Let’s not forget some of the third-party exclusives for the headset either. Being a relatively new piece of technology, it’s unusual to see so many traditionally multiplatform franchises lending their exclusive weight to the device. However, within the launch window, Sony has secured exclusivity for titles such as Batman Arkham VR (from WB Games), Rise of the Tomb Raider: Blood Ties (from Square-Enix), Robinson: The Journey (from Crytek), Ace Combat 7 (from Bandai Namco), Call of Duty: Jackal Assault (from Activision) and Star Wars: Battlefront X-Wing Mission (from EA Games). Most of these games will be out within a couple months of the system launching. By comparison, it was not until almost two years after the launch of the PS4 that Sony secured big third-party exclusives in the form of Dragon Quest Heroes and Street Fighter 5 and one would argue that third-party exclusives have always been important to Sony. Final Fantasy, Metal Gear Solid, Tekken and Grand Theft Auto were just some of the franchises that sold millions of PlayStations back in the day. Even then, the decision to make Street Fighter V a PlayStation 4 console exclusive was at the very least, questionable. Why Street Fighter? Why a fighting game? A lot of it did not make the most commercial sense. Something like Star Wars Battlefront makes a lot more sense. Putting aside that fact, Sony has had a strong relationship with EA and the franchise, playing an X-Wing in VR makes perfect sense, and securing something like Star Wars exclusivity for their VR device makes a lot more sense to me than making Street Fighter V a console exclusive on PlayStation 4.

The original Driveclub had a rocky start with delays and bugs at launch. Driveclub VR seems to be on the right "track."

The original Driveclub had a rocky start with delays and bugs at launch. Driveclub VR seems to be on the right track

Sony cannot simply rest on their laurels for the PSVR. The PlayStation 4 was comparatively an easy sell and without the marketing and the exclusives, Sony did not have to do anything really. PlayStation VR is completely new territory. The concept and benefits of VR needs to be conveyed in an entirely different way than regular consoles and Sony has done a good job so far. Furthermore, there needs to be software support. Sony have been very calculated in everything they have been doing, from the great announcements of third-party exclusives to the low price point and showing off features at conferences. They’ve also offered plenty of opportunities for people to try the device before release and will publish a wide variety of different games from first-party, second-party and independent studios, while also providing most of the exciting games free in the form of a day 1 demo. The more I see this new, unique and smaller experiences, coupled with the vast amount of demoes, the more it reminds me of the transition from 2D consoles to 3D. Sony got too comfortable with the PlayStation 4 and certain flaws in their strategy are starting to come to the fore (No Man’s Sky, The PS4 Pro reveal, lack of mods for Bethesda games and the umpteenth delay of the Last Guardian to name a few). However, for the terrible week Sony PR have received lately, PSVR still seems to be their saving grace, because they are doing it right this time.

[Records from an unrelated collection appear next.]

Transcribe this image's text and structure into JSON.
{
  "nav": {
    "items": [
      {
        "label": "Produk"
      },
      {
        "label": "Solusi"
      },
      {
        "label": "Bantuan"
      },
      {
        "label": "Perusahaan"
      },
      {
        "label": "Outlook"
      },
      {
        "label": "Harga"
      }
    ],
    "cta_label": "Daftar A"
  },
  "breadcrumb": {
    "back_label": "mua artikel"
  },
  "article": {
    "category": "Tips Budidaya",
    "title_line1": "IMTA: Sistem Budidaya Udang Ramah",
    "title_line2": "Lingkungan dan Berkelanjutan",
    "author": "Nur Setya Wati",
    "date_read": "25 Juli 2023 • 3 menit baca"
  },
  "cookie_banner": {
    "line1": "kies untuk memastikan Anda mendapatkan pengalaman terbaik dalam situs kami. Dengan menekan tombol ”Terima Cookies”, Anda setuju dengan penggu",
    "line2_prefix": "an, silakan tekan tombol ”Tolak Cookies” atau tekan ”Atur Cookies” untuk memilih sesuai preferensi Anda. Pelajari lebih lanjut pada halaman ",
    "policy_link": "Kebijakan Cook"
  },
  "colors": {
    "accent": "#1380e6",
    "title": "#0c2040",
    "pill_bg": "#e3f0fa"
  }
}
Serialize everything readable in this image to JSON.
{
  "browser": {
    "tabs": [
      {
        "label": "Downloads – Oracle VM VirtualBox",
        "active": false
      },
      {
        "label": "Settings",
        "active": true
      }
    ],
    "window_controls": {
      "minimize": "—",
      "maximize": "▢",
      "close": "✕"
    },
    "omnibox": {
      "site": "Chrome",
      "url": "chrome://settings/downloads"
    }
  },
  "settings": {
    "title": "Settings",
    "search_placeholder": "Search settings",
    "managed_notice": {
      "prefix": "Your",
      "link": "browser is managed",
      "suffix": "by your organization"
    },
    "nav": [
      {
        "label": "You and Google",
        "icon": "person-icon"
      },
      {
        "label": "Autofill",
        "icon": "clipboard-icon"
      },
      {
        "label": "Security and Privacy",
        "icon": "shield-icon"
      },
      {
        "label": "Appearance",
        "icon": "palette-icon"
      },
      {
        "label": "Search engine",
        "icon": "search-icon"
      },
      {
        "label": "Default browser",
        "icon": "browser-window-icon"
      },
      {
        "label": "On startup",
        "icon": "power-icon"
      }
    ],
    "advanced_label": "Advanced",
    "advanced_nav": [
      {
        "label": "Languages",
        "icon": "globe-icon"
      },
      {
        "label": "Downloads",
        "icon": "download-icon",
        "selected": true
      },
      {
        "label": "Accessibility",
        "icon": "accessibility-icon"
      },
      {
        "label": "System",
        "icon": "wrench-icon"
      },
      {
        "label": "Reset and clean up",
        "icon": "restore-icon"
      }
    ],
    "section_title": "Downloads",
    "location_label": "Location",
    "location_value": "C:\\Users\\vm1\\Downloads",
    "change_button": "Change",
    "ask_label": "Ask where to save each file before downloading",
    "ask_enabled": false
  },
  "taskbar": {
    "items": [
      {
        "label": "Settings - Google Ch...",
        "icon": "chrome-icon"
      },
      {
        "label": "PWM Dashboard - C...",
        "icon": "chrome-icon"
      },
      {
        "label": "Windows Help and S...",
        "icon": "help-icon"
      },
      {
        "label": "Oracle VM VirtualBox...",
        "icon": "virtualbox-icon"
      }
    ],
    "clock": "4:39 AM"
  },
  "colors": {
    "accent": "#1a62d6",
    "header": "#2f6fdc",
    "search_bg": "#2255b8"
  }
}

Mr Multiplatform just wants everyone to get along. Occasionally he gets called a Sony fanboy but then he spams haters with photos of his Halo, Gears of War, Super Mario and Zelda statues. When he is not gaming he is in legal courts thinking about video games or recording music thinking about games